I had the strangest experience yesterday walking into church.
Narcie was preaching at a local church and after I finished up leading worship I decided to go listen to her sermon. So I pulled up to this church and walked in. How would you expect to be greeted? Welcome/Hello, how are you?/Greeting – something like that right? Well, I was greeted with:
“May I help you?”
I was rather stunned and responded with:
“This is church right? May I join you?”
He then handed me a bulletin and ushered me in, telling me where to go sit, making it very clear I had interrupted the conversation he was having with the other fellow out in the narthex. I had a seat in one of the many empty seats in the rear of the sanctuary.
I have never felt less welcomed in my life. At one point during our little discourse I wanted to leave.

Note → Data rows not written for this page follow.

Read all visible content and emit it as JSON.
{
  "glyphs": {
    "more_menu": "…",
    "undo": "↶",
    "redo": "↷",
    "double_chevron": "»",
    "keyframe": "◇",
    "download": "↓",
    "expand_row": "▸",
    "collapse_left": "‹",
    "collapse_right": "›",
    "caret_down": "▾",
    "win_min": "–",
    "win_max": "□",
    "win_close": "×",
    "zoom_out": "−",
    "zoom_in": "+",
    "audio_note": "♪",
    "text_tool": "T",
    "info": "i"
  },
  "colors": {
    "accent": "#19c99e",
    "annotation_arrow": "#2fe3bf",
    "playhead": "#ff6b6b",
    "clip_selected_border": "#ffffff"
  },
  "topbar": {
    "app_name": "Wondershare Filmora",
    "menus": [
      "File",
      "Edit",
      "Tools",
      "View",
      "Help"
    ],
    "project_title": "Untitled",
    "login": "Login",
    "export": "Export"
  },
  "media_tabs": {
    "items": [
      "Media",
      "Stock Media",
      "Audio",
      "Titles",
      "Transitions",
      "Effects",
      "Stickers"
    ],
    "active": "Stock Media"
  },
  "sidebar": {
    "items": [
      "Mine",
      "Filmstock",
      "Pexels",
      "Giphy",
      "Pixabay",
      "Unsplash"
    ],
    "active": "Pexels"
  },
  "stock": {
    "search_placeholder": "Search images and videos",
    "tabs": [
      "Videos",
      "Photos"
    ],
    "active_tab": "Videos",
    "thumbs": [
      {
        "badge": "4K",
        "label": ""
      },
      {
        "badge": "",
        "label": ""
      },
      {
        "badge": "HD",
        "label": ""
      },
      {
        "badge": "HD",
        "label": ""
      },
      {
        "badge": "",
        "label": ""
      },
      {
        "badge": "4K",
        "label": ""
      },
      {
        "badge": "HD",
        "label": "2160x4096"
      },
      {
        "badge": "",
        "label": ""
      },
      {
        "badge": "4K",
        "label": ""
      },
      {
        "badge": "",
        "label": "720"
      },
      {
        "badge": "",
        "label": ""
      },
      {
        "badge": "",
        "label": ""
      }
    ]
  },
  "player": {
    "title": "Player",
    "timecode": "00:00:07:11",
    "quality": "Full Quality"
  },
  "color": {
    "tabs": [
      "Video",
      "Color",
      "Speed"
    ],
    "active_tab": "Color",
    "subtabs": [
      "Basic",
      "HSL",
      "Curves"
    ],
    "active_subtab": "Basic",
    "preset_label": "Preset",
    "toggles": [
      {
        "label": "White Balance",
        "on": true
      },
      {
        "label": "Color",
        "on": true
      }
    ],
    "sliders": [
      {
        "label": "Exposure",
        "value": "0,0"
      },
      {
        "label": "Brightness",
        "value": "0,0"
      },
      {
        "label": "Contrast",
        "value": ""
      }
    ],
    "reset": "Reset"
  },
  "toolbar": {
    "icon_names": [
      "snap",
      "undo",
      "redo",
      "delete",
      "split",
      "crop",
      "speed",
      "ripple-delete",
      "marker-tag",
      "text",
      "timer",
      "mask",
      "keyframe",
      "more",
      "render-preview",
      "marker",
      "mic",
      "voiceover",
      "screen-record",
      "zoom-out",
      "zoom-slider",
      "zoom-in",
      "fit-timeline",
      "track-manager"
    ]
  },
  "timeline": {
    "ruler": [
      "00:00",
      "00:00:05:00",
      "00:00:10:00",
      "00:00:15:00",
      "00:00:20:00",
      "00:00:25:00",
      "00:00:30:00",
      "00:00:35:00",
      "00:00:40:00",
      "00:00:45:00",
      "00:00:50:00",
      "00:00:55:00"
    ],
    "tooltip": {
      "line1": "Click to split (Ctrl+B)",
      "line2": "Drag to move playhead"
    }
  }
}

I was dressed appropriately for church (sometimes I will look like a bum) – and as I sat there in the back I was a little dumbfounded. My thoughts were along the lines of how does this congregation expect to grow, or simply replace the members that will pass away or move away in the next 5, 10, 20 years with that kind of attitude greeting people at the door?
Yes, it was only one person that made me feel ever so welcomed, and I know many members of that church – and they are wonderful people. But what was my impression of that church in the days that followed…May I help you?
Perhaps the amazing thing was Narcie was preaching the “Making fishers of men” text (Mark 1:14-20). She spoke of how we need to cast a wide net, because all people are called to be in fellowship with and through Christ. If we are to be fishers of men (and women) then we must seek out all people; those who may not look like us, those who may not speak like us, and yes – those who may not worship like us. Perhaps Narcie’s sermon was being preached for someone particular that morning.
We are all called to share God’s amazing Love.
The disciples were sent to the edges of the known world – all to share the Word of God.
The least we can do is be a welcoming people to those who walk into our churches Sunday morning.
2 thoughts on “May I help you?”
I hope a lot of people read this. It perfectly illustrates what happens in churches all over the world every Sunday. Not everyone encounters a hostile atmosphere like you did, but it’s simply not that hard to be welcoming.
We should be practicing radical hospitality in the church. Instead, we offer our guests a lukewarm reception.
Reblogged this on Kenyi Zamba.